The word "surveillance" may appear in some of the lines below. State how many lines contain it, and write only that number.
*** Opening Study material ***
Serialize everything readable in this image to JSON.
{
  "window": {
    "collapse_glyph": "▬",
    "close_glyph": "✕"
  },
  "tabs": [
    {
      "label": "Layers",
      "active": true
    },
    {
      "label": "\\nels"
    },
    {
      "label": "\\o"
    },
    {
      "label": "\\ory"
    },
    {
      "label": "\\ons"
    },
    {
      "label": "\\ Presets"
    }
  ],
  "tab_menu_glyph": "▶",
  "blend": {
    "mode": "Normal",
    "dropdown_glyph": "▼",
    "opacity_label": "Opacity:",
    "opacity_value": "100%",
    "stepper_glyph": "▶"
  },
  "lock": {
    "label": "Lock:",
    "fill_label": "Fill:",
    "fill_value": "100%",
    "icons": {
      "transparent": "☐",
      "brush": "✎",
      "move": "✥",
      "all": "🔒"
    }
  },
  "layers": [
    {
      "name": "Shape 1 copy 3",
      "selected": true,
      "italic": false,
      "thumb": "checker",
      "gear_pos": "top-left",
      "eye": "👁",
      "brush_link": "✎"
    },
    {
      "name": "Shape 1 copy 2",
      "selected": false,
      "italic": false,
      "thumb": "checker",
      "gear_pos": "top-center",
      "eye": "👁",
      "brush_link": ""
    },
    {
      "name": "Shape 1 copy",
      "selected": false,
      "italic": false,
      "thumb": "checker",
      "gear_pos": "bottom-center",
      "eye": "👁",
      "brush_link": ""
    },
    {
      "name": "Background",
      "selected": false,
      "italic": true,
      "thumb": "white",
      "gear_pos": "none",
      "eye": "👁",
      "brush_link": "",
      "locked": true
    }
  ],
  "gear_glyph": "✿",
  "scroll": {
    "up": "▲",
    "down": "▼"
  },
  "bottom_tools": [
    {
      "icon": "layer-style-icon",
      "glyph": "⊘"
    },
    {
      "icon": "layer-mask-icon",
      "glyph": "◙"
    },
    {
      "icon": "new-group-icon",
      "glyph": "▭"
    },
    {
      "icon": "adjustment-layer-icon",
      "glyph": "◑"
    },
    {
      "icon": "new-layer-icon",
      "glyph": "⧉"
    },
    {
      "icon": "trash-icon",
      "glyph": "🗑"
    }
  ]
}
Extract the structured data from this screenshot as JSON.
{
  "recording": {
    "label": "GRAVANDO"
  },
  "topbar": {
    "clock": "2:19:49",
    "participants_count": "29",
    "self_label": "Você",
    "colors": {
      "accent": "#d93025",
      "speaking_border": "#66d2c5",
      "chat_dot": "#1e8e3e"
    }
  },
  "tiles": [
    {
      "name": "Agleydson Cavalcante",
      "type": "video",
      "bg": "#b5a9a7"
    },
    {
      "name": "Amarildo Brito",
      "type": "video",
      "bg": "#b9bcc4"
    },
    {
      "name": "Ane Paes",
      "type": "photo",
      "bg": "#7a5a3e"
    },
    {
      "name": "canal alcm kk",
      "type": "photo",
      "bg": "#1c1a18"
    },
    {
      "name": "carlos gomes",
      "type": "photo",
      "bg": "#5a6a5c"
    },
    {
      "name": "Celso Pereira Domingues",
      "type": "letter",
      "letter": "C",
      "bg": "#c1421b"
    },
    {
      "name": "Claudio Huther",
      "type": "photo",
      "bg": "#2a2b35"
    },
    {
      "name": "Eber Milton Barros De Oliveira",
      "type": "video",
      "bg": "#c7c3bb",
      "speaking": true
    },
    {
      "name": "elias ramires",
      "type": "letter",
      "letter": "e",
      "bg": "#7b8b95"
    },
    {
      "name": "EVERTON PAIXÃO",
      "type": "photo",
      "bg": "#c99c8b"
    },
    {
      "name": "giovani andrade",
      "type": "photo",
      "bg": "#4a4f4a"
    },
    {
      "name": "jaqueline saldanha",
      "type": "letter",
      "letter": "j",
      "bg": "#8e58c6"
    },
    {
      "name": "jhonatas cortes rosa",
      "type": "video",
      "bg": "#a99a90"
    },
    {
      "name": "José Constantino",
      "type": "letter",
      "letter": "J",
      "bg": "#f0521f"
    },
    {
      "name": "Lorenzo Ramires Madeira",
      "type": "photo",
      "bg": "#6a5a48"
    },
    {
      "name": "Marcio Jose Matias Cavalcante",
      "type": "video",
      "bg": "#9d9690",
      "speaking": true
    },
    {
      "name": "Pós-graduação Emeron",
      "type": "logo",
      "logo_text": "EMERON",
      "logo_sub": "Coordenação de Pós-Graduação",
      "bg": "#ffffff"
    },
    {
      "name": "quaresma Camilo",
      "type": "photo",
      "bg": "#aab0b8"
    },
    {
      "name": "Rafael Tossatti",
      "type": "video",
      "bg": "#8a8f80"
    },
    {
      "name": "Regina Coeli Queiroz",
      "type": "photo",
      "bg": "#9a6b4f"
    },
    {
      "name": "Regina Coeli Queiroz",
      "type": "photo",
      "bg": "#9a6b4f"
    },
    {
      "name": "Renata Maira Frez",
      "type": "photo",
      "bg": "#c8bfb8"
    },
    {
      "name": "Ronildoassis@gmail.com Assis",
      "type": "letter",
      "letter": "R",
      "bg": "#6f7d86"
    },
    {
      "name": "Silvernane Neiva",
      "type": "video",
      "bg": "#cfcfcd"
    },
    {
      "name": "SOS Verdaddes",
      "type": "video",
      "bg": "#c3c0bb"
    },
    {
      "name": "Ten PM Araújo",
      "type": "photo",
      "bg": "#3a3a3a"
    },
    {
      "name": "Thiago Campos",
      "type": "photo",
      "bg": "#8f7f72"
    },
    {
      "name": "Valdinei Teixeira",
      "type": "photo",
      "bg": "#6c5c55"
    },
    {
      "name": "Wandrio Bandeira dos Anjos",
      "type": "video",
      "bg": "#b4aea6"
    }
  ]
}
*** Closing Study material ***
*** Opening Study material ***
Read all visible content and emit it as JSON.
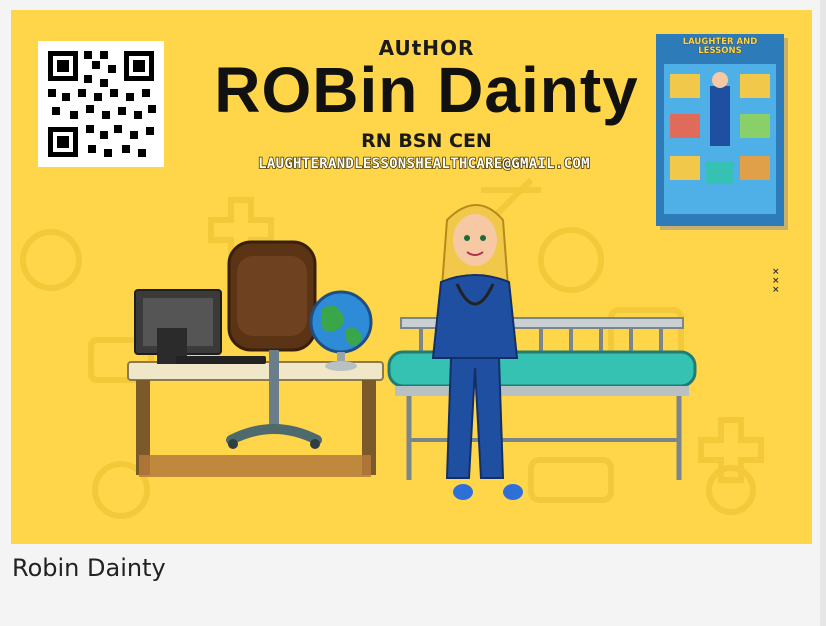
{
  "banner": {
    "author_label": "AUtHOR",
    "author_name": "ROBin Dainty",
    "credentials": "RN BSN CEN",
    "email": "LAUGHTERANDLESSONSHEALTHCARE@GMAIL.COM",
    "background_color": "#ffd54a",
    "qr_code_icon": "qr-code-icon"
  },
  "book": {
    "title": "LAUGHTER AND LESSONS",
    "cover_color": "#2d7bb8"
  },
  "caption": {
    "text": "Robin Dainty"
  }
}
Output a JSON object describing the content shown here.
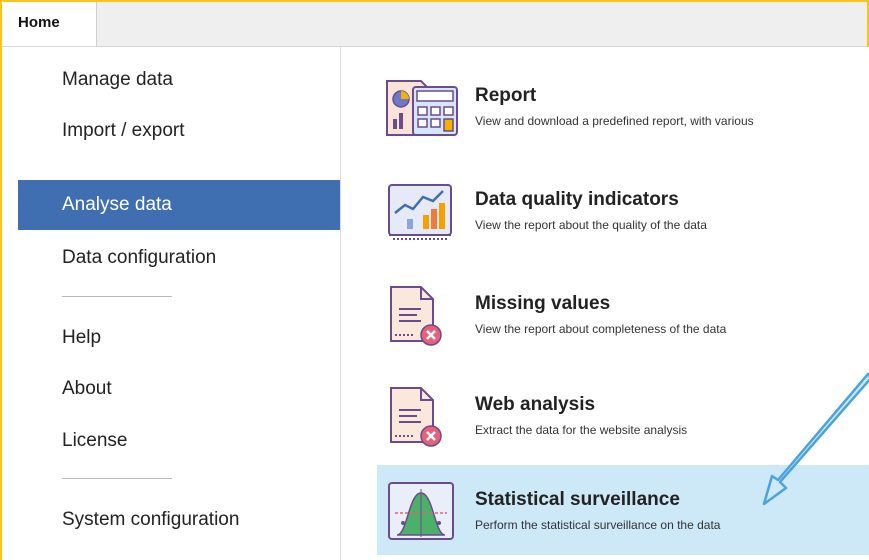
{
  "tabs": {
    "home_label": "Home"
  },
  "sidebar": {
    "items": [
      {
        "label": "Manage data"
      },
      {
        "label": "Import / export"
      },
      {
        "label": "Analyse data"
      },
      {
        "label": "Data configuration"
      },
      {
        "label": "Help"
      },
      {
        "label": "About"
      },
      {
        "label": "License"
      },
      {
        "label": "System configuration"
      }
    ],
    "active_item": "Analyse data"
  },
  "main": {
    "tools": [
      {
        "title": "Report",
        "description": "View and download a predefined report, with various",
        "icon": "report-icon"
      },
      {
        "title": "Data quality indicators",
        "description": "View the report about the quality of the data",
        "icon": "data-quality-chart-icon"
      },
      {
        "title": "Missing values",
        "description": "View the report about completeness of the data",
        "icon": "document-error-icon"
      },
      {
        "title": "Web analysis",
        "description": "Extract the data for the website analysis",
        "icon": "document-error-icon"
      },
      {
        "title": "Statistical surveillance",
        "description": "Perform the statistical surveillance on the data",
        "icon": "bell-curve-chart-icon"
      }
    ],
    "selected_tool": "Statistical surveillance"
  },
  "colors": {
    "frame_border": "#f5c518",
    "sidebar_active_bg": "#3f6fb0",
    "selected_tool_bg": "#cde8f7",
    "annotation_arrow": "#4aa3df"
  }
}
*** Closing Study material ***
#### Solution to the exercise
3